It was also in 1965 that the City of Genoa commissioned Carmi to document its hospitals. In the Galliera Hospital she photographed the birth of a child in a way unlike anyone before her. With sheer disregard for the usual rhetoric of childbirth, she positioned her lens frontally in order to capture with rigorous precision the various stages of delivery. These candid images truly pack a punch but that’s exactly what makes them so thrilling and unforgettable.
Fascinated by the extraordinary character of the Staglieno Cemetery she began in 1966 to photograph the monumental sculptures there, which the bourgeois elite of nineteenth-century Genoa commissioned from talented sculptors of the day as an enduring symbol of its own worldly riches and values. Her photographs capture both the striking sensuality with which sculpted nudes are often imbued as well as those funereal monuments whose more ‘true-to-life’ portrayals of prosperous patrons and their families emphasise bourgeois conformism. Carmi herself described her project as ‘…[a reflection] nightmarish in its honesty but fascinating too, of a particular lifestyle, a life repressed by the family and religious principles’ 2; and she gave it the title Erotismo e autoritarismo a Staglieno (Eroticism and Authoritarianism in Staglieno). It was first published in the renowned Swiss magazine Du in 1974 then in Bolaffi Arte in 1975.
In February of 1965 she portrayed the poet Ezra Pound in the village of Sant’Ambrogio perched above Rapallo. Their encounter unfolds on the threshold of his house and, as Carmi recalls: ‘…we arrived there unaware that he was alone in the house as well as ill. After we knocked, there was a long silence before he himself opened the door’. The encounter lasted precisely four minutes, during which the poet said not a single word.
The rapid sequence of twenty images the photographer shot while leaving the house depicts Pound’s slow movements in almost cinematic quality: how he remained on the threshold for a moment, then turned to go back inside before vanishing into the dark.

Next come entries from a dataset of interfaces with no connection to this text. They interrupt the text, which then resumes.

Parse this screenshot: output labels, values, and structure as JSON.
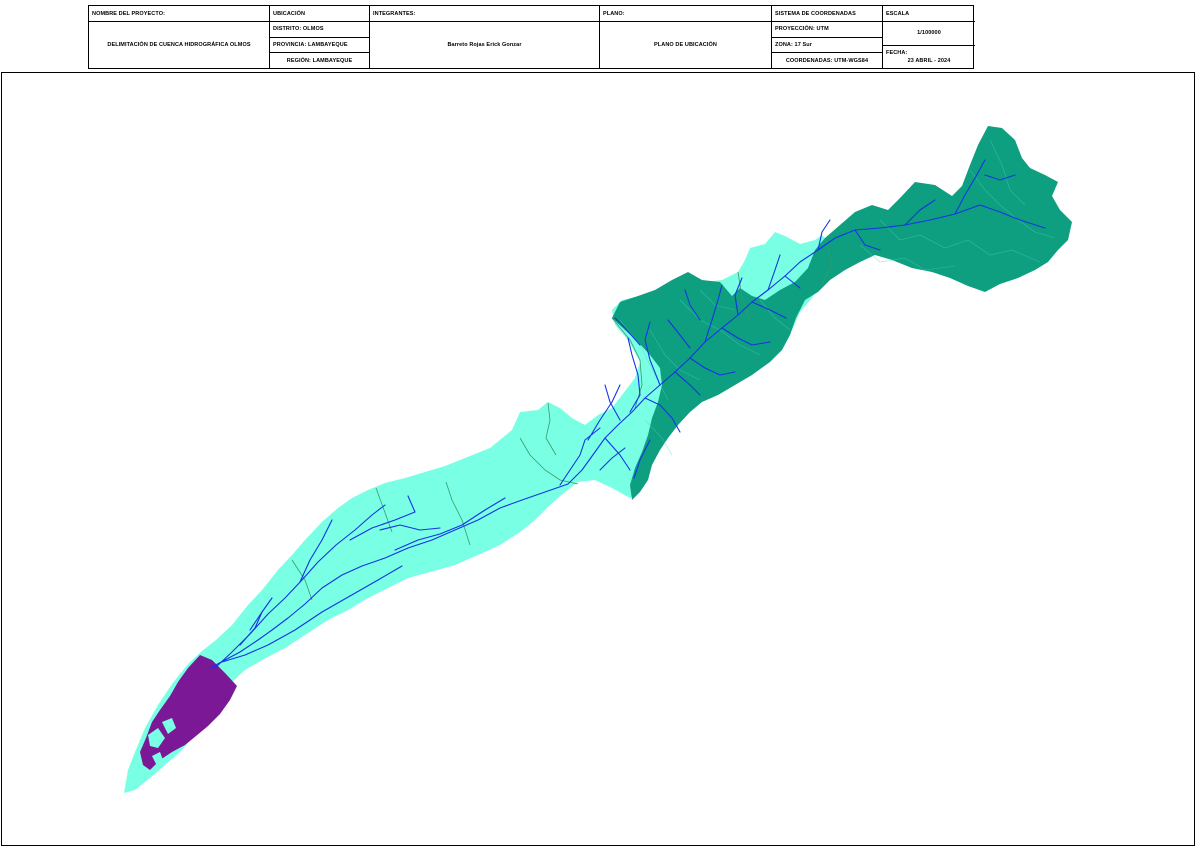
{
  "title_block": {
    "project_label": "NOMBRE DEL PROYECTO:",
    "project_name": "DELIMITACIÓN DE CUENCA HIDROGRÁFICA OLMOS",
    "location_label": "UBICACIÓN",
    "district": "DISTRITO: OLMOS",
    "province": "PROVINCIA: LAMBAYEQUE",
    "region": "REGIÓN: LAMBAYEQUE",
    "members_label": "INTEGRANTES:",
    "members": "Barreto Rojas Erick Gonzar",
    "plan_label": "PLANO:",
    "plan_name": "PLANO DE UBICACIÓN",
    "coord_system_label": "SISTEMA DE COORDENADAS",
    "projection": "PROYECCIÓN: UTM",
    "zone": "ZONA: 17 Sur",
    "coordinates": "COORDENADAS: UTM-WGS84",
    "scale_label": "ESCALA",
    "scale": "1/100000",
    "date_label": "FECHA:",
    "date": "23 ABRIL - 2024"
  },
  "map": {
    "colors": {
      "lower_basin": "#79ffe3",
      "upper_basin": "#0e9e80",
      "outlet_zone": "#7a1896",
      "rivers": "#1533e6",
      "subbasin_lines": "#3a9a6a",
      "frame": "#000000"
    }
  }
}
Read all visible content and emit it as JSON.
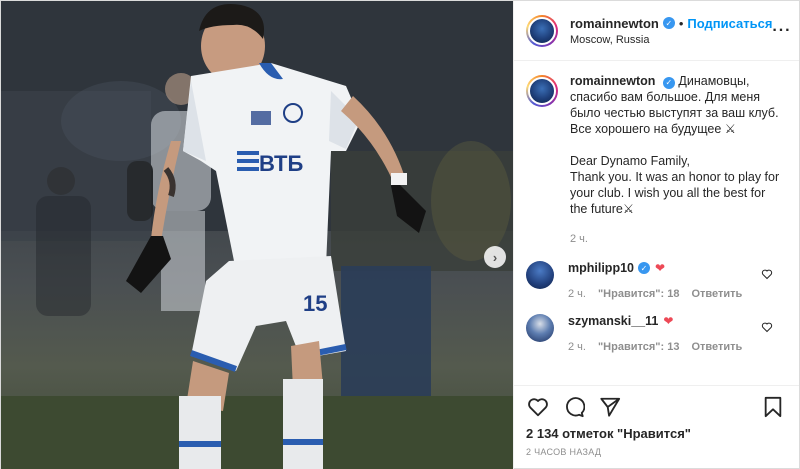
{
  "post": {
    "username": "romainnewton",
    "location": "Moscow, Russia",
    "follow_label": "Подписаться",
    "dot": "•",
    "more_label": "···",
    "caption": "Динамовцы, спасибо вам большое. Для меня было честью выступят за ваш клуб. Все хорошего на будущее ⚔\n\nDear Dynamo Family,\nThank you. It was an honor to play for your club. I wish you all the best for the future⚔",
    "caption_time": "2 ч."
  },
  "photo": {
    "jersey_sponsor": "ВТБ",
    "jersey_number": "15",
    "carousel_next": "›"
  },
  "comments": [
    {
      "username": "mphilipp10",
      "text": "❤",
      "time": "2 ч.",
      "likes": "\"Нравится\": 18",
      "reply": "Ответить"
    },
    {
      "username": "szymanski__11",
      "text": "❤",
      "time": "2 ч.",
      "likes": "\"Нравится\": 13",
      "reply": "Ответить"
    }
  ],
  "footer": {
    "likes_text": "2 134 отметок \"Нравится\"",
    "timestamp": "2 часов назад"
  },
  "icons": {
    "verified": "✓",
    "heart": "heart-icon",
    "comment": "comment-icon",
    "share": "share-icon",
    "save": "bookmark-icon"
  },
  "colors": {
    "follow": "#0095f6",
    "verified": "#3897f0",
    "heart_red": "#ed4956",
    "muted": "#8e8e8e"
  }
}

Back in the darkroom, Carmi tells, ‘…everything I had ever seen in Pound was in those photographs. Of the twenty images, I selected the twelve that most convincingly conveyed the impression he left on me. (…) Loneliness, despair, aggression, and a gaze lost in infinity; everything that is hard to put into words, the dramatic grandeur of the poet.’ 3
Broad circulation of this sequence and a huge press echo followed almost instantly: in 1966 Carmi received the prestigious Niepce Award . In February the following year the magazine Du used four of her photographs in an extensive feature on the poet. A few months after that, the artist and poet Magdalo Mussio curated the thirty-third issue of the avant-garde magazine Marcatre, which was founded by Eugenio Battisti, and devoted nineteen pages to her work.
Despite her desire to live now in retreat from the wider world, much has been written recently about Lisetta Carmi, about the sudden twists and turns in her fate, her meanwhile renowned five lives, and the steadfastness that kept them all on the same firm foundations. 4
‘I photograph in order to see, to understand’: these are words Lisetta has said repeatedly. And undoubtedly, the extraordinary empathy that guided her feet and gaze across the globe is her most characteristic trait. With her sincere and unconventional view of life, in a world dominated by injustice and oppression, she has lent a voice to those who had none.
Giovanni Battista Martini
1 Giovanna Calvenzi, Le cinque vite di Lisetta Carmi, Milano, Bruno Mondadori Editore, 2013
2 Giovanna Chiti, Lisetta Carmi, Roma, Peliti Associati, 2013
3 Lisetta Carmi, Oltre i limiti del tempo e della visione, in L’ombra di un poeta. Incontro con Ezra Pound, ObarraO edizioni, Milano, 2005
4 Giovanna Calvenzi, Le cinque vite di Lisetta Carmi, Milano, Bruno Mondadori Editore, 2013